Brief: Skip the pictures, and retype the data below in full, exactly.

╭─ Records

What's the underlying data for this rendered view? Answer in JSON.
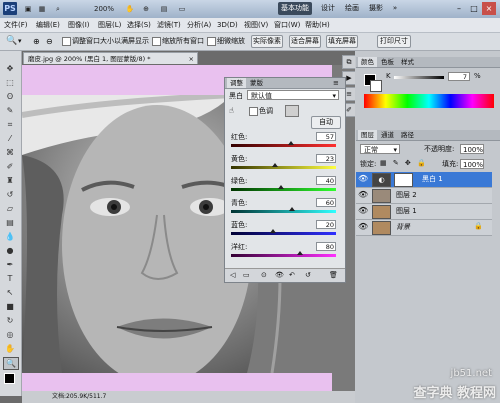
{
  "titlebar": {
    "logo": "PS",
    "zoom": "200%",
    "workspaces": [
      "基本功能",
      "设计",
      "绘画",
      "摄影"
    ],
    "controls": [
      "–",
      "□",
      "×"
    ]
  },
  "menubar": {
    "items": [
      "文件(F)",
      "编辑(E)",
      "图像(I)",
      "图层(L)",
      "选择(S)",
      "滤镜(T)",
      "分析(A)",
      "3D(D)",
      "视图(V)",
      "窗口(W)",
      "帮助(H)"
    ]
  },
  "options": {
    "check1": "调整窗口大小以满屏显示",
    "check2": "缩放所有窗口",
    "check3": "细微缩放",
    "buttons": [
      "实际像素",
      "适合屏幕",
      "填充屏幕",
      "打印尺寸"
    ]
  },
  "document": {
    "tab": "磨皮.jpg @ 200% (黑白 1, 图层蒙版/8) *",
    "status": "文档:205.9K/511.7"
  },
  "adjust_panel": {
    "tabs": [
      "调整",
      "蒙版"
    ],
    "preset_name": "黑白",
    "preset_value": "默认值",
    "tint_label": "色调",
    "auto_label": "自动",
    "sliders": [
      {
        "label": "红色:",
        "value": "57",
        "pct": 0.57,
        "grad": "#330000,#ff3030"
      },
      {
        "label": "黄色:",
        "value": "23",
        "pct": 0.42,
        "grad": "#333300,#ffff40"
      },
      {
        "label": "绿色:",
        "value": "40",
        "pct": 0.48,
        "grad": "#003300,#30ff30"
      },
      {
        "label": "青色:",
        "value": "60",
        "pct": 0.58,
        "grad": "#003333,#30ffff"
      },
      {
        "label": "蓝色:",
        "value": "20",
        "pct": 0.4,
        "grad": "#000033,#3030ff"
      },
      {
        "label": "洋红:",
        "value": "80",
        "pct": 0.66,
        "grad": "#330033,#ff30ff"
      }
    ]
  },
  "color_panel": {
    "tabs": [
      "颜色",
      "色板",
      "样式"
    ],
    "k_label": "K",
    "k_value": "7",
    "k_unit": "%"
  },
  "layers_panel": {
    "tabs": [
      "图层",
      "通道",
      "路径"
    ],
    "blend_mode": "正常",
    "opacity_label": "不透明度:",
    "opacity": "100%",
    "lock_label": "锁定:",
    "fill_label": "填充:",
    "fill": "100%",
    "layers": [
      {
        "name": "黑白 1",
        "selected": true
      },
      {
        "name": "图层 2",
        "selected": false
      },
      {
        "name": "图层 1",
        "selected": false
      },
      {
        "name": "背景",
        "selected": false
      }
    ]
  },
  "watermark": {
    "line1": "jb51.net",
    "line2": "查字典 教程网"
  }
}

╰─

Answer:
What's the underlying data for this rendered view? Answer in JSON.
{
  "titlebar": {
    "logo": "PS",
    "zoom": "200%",
    "workspaces": [
      "基本功能",
      "设计",
      "绘画",
      "摄影"
    ],
    "controls": [
      "–",
      "□",
      "×"
    ]
  },
  "menubar": {
    "items": [
      "文件(F)",
      "编辑(E)",
      "图像(I)",
      "图层(L)",
      "选择(S)",
      "滤镜(T)",
      "分析(A)",
      "3D(D)",
      "视图(V)",
      "窗口(W)",
      "帮助(H)"
    ]
  },
  "options": {
    "check1": "调整窗口大小以满屏显示",
    "check2": "缩放所有窗口",
    "check3": "细微缩放",
    "buttons": [
      "实际像素",
      "适合屏幕",
      "填充屏幕",
      "打印尺寸"
    ]
  },
  "document": {
    "tab": "磨皮.jpg @ 200% (黑白 1, 图层蒙版/8) *",
    "status": "文档:205.9K/511.7"
  },
  "adjust_panel": {
    "tabs": [
      "调整",
      "蒙版"
    ],
    "preset_name": "黑白",
    "preset_value": "默认值",
    "tint_label": "色调",
    "auto_label": "自动",
    "sliders": [
      {
        "label": "红色:",
        "value": "57",
        "pct": 0.57,
        "grad": "#330000,#ff3030"
      },
      {
        "label": "黄色:",
        "value": "23",
        "pct": 0.42,
        "grad": "#333300,#ffff40"
      },
      {
        "label": "绿色:",
        "value": "40",
        "pct": 0.48,
        "grad": "#003300,#30ff30"
      },
      {
        "label": "青色:",
        "value": "60",
        "pct": 0.58,
        "grad": "#003333,#30ffff"
      },
      {
        "label": "蓝色:",
        "value": "20",
        "pct": 0.4,
        "grad": "#000033,#3030ff"
      },
      {
        "label": "洋红:",
        "value": "80",
        "pct": 0.66,
        "grad": "#330033,#ff30ff"
      }
    ]
  },
  "color_panel": {
    "tabs": [
      "颜色",
      "色板",
      "样式"
    ],
    "k_label": "K",
    "k_value": "7",
    "k_unit": "%"
  },
  "layers_panel": {
    "tabs": [
      "图层",
      "通道",
      "路径"
    ],
    "blend_mode": "正常",
    "opacity_label": "不透明度:",
    "opacity": "100%",
    "lock_label": "锁定:",
    "fill_label": "填充:",
    "fill": "100%",
    "layers": [
      {
        "name": "黑白 1",
        "selected": true
      },
      {
        "name": "图层 2",
        "selected": false
      },
      {
        "name": "图层 1",
        "selected": false
      },
      {
        "name": "背景",
        "selected": false
      }
    ]
  },
  "watermark": {
    "line1": "jb51.net",
    "line2": "查字典 教程网"
  }
}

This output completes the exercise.